Classroom full of students sitting at their desks with a teacher at the blackboard

Our evidence base

Dr Keely Harper-Hill explains the different stages of research when developing prescriptive support programs, as well as the need for teachers to consider the purpose of research projects.

inclusionED is the result of research with input from: 

  • teachers
  • members of school leadership teams
  • professionals who are allied to education (such as therapists) 
  • education policymakers
  • parents/carers
  • students. 

Teachers and other professionals working in schools want to employ evidence-informed practices in their classrooms, but finding these practices can be difficult. In preparing inclusionED, educators emphatically told us that they needed to trust the evidence behind any sources of professional learning. 

The research behind inclusionED

The research that underpins inclusionED, undergoes a thorough review process. The research teams contributing to inclusionED are from universities across Australia, and are working with on-the-ground partners to address the research questions of greatest priority to students, their parents/carers, teachers, and schools.

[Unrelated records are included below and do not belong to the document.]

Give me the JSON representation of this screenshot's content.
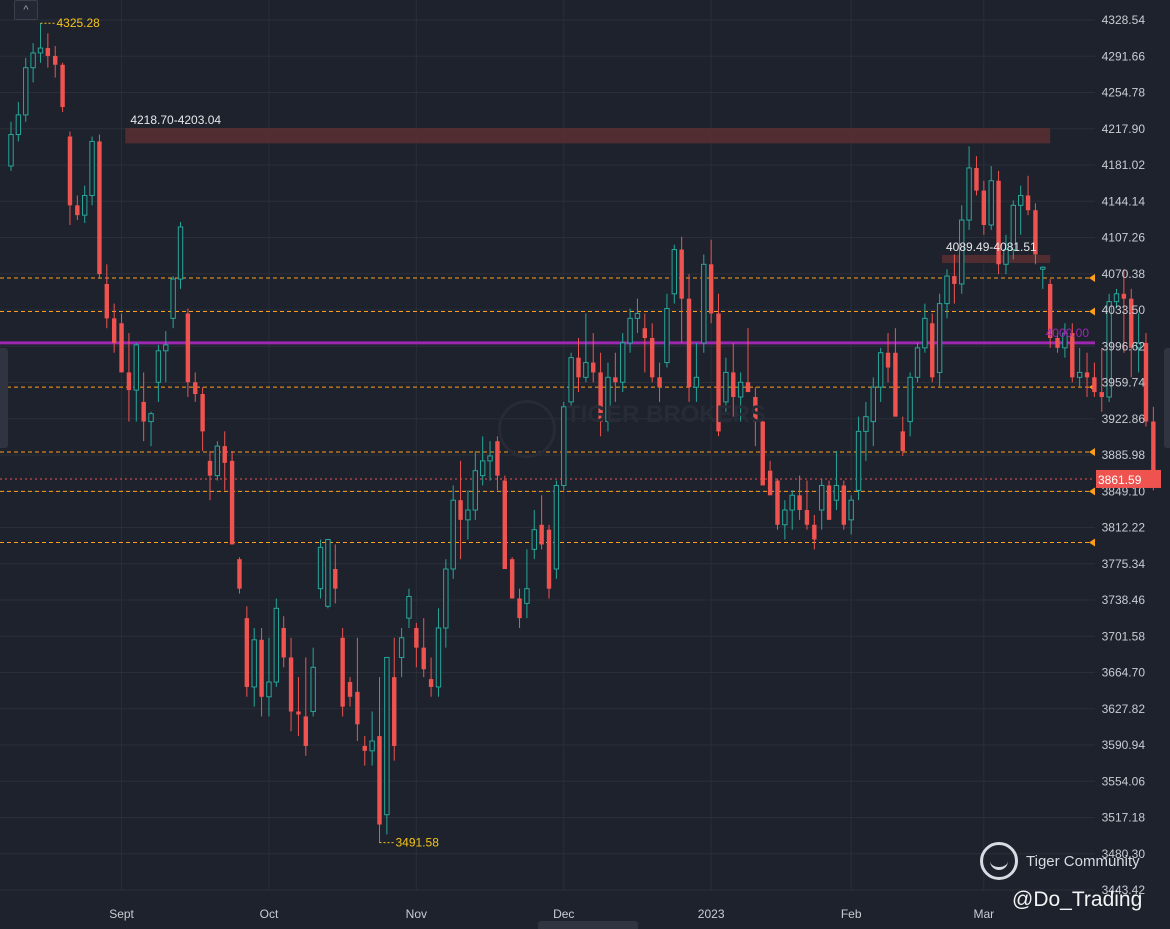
{
  "chart_data": {
    "type": "candlestick",
    "title": "",
    "xlabel": "",
    "ylabel": "",
    "ylim": [
      3443.42,
      4328.54
    ],
    "y_ticks": [
      "4328.54",
      "4291.66",
      "4254.78",
      "4217.90",
      "4181.02",
      "4144.14",
      "4107.26",
      "4070.38",
      "4033.50",
      "3996.62",
      "3959.74",
      "3922.86",
      "3885.98",
      "3849.10",
      "3812.22",
      "3775.34",
      "3738.46",
      "3701.58",
      "3664.70",
      "3627.82",
      "3590.94",
      "3554.06",
      "3517.18",
      "3480.30",
      "3443.42"
    ],
    "x_ticks": [
      "Sept",
      "Oct",
      "Nov",
      "Dec",
      "2023",
      "Feb",
      "Mar"
    ],
    "grid": true,
    "last_price": "3861.59",
    "colors": {
      "up": "#26a69a",
      "down": "#ef5350",
      "background": "#1e222d",
      "grid": "#2a2e39",
      "level_line": "#ff9f1a",
      "key_line": "#9c27b0",
      "label_yellow": "#f5c518",
      "zone": "#5a2f33"
    },
    "annotations": {
      "high_label": "4325.28",
      "low_label": "3491.58",
      "zone_upper_label": "4218.70-4203.04",
      "zone_lower_label": "4089.49-4081.51",
      "key_level_label": "4000.00"
    },
    "horizontal_levels": [
      4066,
      4032,
      3955,
      3889,
      3849,
      3797
    ],
    "key_level": 4000,
    "zones": [
      {
        "from": 4203.04,
        "to": 4218.7,
        "x_start": 9,
        "x_end": 141
      },
      {
        "from": 4081.51,
        "to": 4089.49,
        "x_start": 127,
        "x_end": 141
      }
    ],
    "ohlc": [
      [
        4180,
        4225,
        4175,
        4212
      ],
      [
        4212,
        4245,
        4205,
        4232
      ],
      [
        4232,
        4290,
        4225,
        4280
      ],
      [
        4280,
        4305,
        4265,
        4295
      ],
      [
        4295,
        4325.28,
        4285,
        4300
      ],
      [
        4300,
        4315,
        4280,
        4292
      ],
      [
        4292,
        4302,
        4270,
        4283
      ],
      [
        4283,
        4285,
        4235,
        4240
      ],
      [
        4210,
        4215,
        4120,
        4140
      ],
      [
        4140,
        4150,
        4125,
        4130
      ],
      [
        4130,
        4160,
        4122,
        4150
      ],
      [
        4150,
        4210,
        4140,
        4205
      ],
      [
        4205,
        4212,
        4065,
        4070
      ],
      [
        4060,
        4080,
        4015,
        4025
      ],
      [
        4025,
        4040,
        3990,
        4000
      ],
      [
        4020,
        4030,
        3970,
        3970
      ],
      [
        3970,
        4010,
        3920,
        3952
      ],
      [
        3952,
        4000,
        3920,
        3998
      ],
      [
        3940,
        3970,
        3900,
        3920
      ],
      [
        3920,
        3930,
        3895,
        3928
      ],
      [
        3960,
        3998,
        3940,
        3992
      ],
      [
        3992,
        4012,
        3960,
        3998
      ],
      [
        4025,
        4068,
        4015,
        4065
      ],
      [
        4065,
        4123,
        4055,
        4118
      ],
      [
        4030,
        4035,
        3945,
        3960
      ],
      [
        3960,
        3970,
        3940,
        3948
      ],
      [
        3948,
        3955,
        3890,
        3910
      ],
      [
        3880,
        3890,
        3840,
        3865
      ],
      [
        3865,
        3900,
        3860,
        3895
      ],
      [
        3895,
        3910,
        3850,
        3878
      ],
      [
        3880,
        3890,
        3795,
        3795
      ],
      [
        3780,
        3782,
        3745,
        3750
      ],
      [
        3720,
        3732,
        3640,
        3650
      ],
      [
        3650,
        3710,
        3630,
        3698
      ],
      [
        3698,
        3710,
        3620,
        3640
      ],
      [
        3640,
        3700,
        3620,
        3655
      ],
      [
        3655,
        3740,
        3650,
        3730
      ],
      [
        3710,
        3722,
        3670,
        3680
      ],
      [
        3680,
        3700,
        3605,
        3625
      ],
      [
        3625,
        3660,
        3600,
        3622
      ],
      [
        3620,
        3680,
        3580,
        3590
      ],
      [
        3625,
        3690,
        3620,
        3670
      ],
      [
        3750,
        3800,
        3740,
        3792
      ],
      [
        3732,
        3800,
        3730,
        3800
      ],
      [
        3770,
        3795,
        3735,
        3750
      ],
      [
        3700,
        3710,
        3620,
        3630
      ],
      [
        3655,
        3660,
        3630,
        3640
      ],
      [
        3645,
        3700,
        3595,
        3612
      ],
      [
        3590,
        3600,
        3570,
        3585
      ],
      [
        3585,
        3625,
        3570,
        3595
      ],
      [
        3600,
        3660,
        3491.58,
        3510
      ],
      [
        3520,
        3530,
        3500,
        3680
      ],
      [
        3660,
        3700,
        3575,
        3590
      ],
      [
        3680,
        3710,
        3660,
        3700
      ],
      [
        3720,
        3750,
        3710,
        3742
      ],
      [
        3710,
        3715,
        3670,
        3690
      ],
      [
        3690,
        3720,
        3660,
        3668
      ],
      [
        3658,
        3680,
        3640,
        3650
      ],
      [
        3650,
        3730,
        3640,
        3710
      ],
      [
        3710,
        3780,
        3690,
        3770
      ],
      [
        3770,
        3855,
        3760,
        3840
      ],
      [
        3840,
        3880,
        3780,
        3820
      ],
      [
        3820,
        3850,
        3800,
        3830
      ],
      [
        3830,
        3890,
        3820,
        3870
      ],
      [
        3865,
        3905,
        3855,
        3880
      ],
      [
        3880,
        3900,
        3860,
        3885
      ],
      [
        3900,
        3905,
        3850,
        3865
      ],
      [
        3860,
        3865,
        3795,
        3770
      ],
      [
        3780,
        3782,
        3740,
        3740
      ],
      [
        3740,
        3750,
        3710,
        3720
      ],
      [
        3735,
        3790,
        3720,
        3750
      ],
      [
        3790,
        3830,
        3780,
        3810
      ],
      [
        3815,
        3845,
        3790,
        3795
      ],
      [
        3810,
        3815,
        3740,
        3750
      ],
      [
        3770,
        3860,
        3760,
        3855
      ],
      [
        3855,
        3940,
        3850,
        3935
      ],
      [
        3940,
        3990,
        3935,
        3985
      ],
      [
        3985,
        4005,
        3950,
        3965
      ],
      [
        3965,
        4030,
        3960,
        3980
      ],
      [
        3980,
        4010,
        3960,
        3970
      ],
      [
        3970,
        3990,
        3905,
        3920
      ],
      [
        3920,
        3980,
        3910,
        3965
      ],
      [
        3965,
        3990,
        3940,
        3960
      ],
      [
        3960,
        4010,
        3950,
        4000
      ],
      [
        4000,
        4035,
        3990,
        4025
      ],
      [
        4025,
        4045,
        4010,
        4030
      ],
      [
        4015,
        4030,
        3970,
        4005
      ],
      [
        4005,
        4020,
        3960,
        3965
      ],
      [
        3965,
        3980,
        3940,
        3955
      ],
      [
        3980,
        4050,
        3975,
        4035
      ],
      [
        4050,
        4100,
        4040,
        4095
      ],
      [
        4095,
        4108,
        4000,
        4045
      ],
      [
        4045,
        4070,
        3940,
        3955
      ],
      [
        3955,
        4000,
        3940,
        3965
      ],
      [
        4000,
        4090,
        3990,
        4080
      ],
      [
        4080,
        4105,
        4020,
        4030
      ],
      [
        4030,
        4050,
        3905,
        3910
      ],
      [
        3940,
        3985,
        3930,
        3970
      ],
      [
        3970,
        4000,
        3925,
        3945
      ],
      [
        3945,
        3970,
        3920,
        3960
      ],
      [
        3960,
        4015,
        3955,
        3950
      ],
      [
        3945,
        3955,
        3895,
        3920
      ],
      [
        3920,
        3925,
        3870,
        3855
      ],
      [
        3870,
        3880,
        3845,
        3845
      ],
      [
        3860,
        3862,
        3810,
        3815
      ],
      [
        3815,
        3840,
        3800,
        3830
      ],
      [
        3830,
        3850,
        3810,
        3845
      ],
      [
        3845,
        3865,
        3820,
        3830
      ],
      [
        3830,
        3860,
        3810,
        3815
      ],
      [
        3815,
        3825,
        3790,
        3800
      ],
      [
        3830,
        3862,
        3810,
        3855
      ],
      [
        3855,
        3860,
        3820,
        3820
      ],
      [
        3840,
        3890,
        3830,
        3855
      ],
      [
        3855,
        3860,
        3810,
        3815
      ],
      [
        3820,
        3845,
        3805,
        3840
      ],
      [
        3850,
        3925,
        3840,
        3910
      ],
      [
        3910,
        3940,
        3880,
        3925
      ],
      [
        3920,
        3965,
        3895,
        3955
      ],
      [
        3955,
        3995,
        3940,
        3990
      ],
      [
        3990,
        4010,
        3960,
        3975
      ],
      [
        3990,
        4015,
        3940,
        3925
      ],
      [
        3910,
        3925,
        3885,
        3890
      ],
      [
        3920,
        3970,
        3905,
        3965
      ],
      [
        3965,
        4000,
        3960,
        3995
      ],
      [
        3995,
        4040,
        3990,
        4025
      ],
      [
        4020,
        4030,
        3960,
        3965
      ],
      [
        3970,
        4050,
        3955,
        4040
      ],
      [
        4040,
        4075,
        4025,
        4068
      ],
      [
        4068,
        4090,
        4040,
        4060
      ],
      [
        4060,
        4140,
        4050,
        4125
      ],
      [
        4125,
        4200,
        4115,
        4178
      ],
      [
        4178,
        4190,
        4150,
        4155
      ],
      [
        4155,
        4165,
        4110,
        4120
      ],
      [
        4120,
        4180,
        4115,
        4165
      ],
      [
        4165,
        4175,
        4070,
        4080
      ],
      [
        4080,
        4110,
        4070,
        4095
      ],
      [
        4095,
        4145,
        4085,
        4140
      ],
      [
        4140,
        4160,
        4110,
        4150
      ],
      [
        4150,
        4170,
        4130,
        4135
      ],
      [
        4135,
        4142,
        4080,
        4090
      ],
      [
        4075,
        4078,
        4055,
        4077
      ],
      [
        4060,
        4065,
        3995,
        4005
      ],
      [
        4005,
        4010,
        3990,
        3995
      ],
      [
        3995,
        4020,
        3985,
        4010
      ],
      [
        4010,
        4020,
        3960,
        3965
      ],
      [
        3965,
        3995,
        3955,
        3970
      ],
      [
        3970,
        3990,
        3945,
        3965
      ],
      [
        3965,
        3980,
        3945,
        3950
      ],
      [
        3950,
        3995,
        3930,
        3945
      ],
      [
        3945,
        4050,
        3940,
        4042
      ],
      [
        4042,
        4055,
        4035,
        4050
      ],
      [
        4050,
        4075,
        3990,
        4045
      ],
      [
        4045,
        4055,
        3965,
        3995
      ],
      [
        3995,
        4030,
        3970,
        4000
      ],
      [
        4000,
        4010,
        3915,
        3920
      ],
      [
        3920,
        3935,
        3850,
        3861.59
      ]
    ]
  },
  "watermark": {
    "brand": "Tiger Community",
    "handle": "@Do_Trading",
    "bg_text": "TIGER BROKERS"
  }
}
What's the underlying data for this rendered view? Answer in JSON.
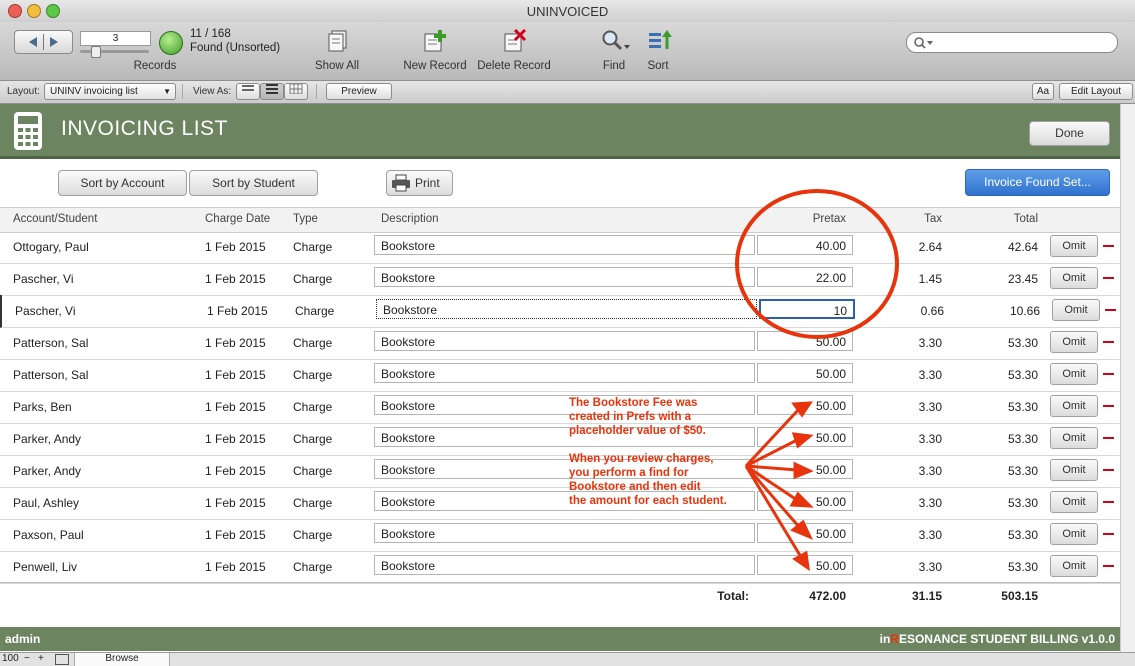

Some of the research on inclusionED investigates the use of specific approaches and programs in schools. Results may be measured in terms of education outcomes for students, or they may be based on teachers' experience using the approaches or programs. 

Other research findings require extrapolation to classroom practice. Our researchers work to do this in a way that is efficient, meaningful, and practical for educators. We welcome feedback on our efforts.

Meeting the needs of a range of learners

The teachers who participated in the design of inclusionED asked for support to meet the needs of a range of learners – not only students on the autism spectrum. 

Researchers are keen not to overstate or generalise their findings inappropriately. So, while the research on inclusionED is primarily focused on students on the autism spectrum, where possible, findings and resources support teachers to meet the needs of students who may or may not have a diagnosis of autism, but who share some of the needs of students on the spectrum.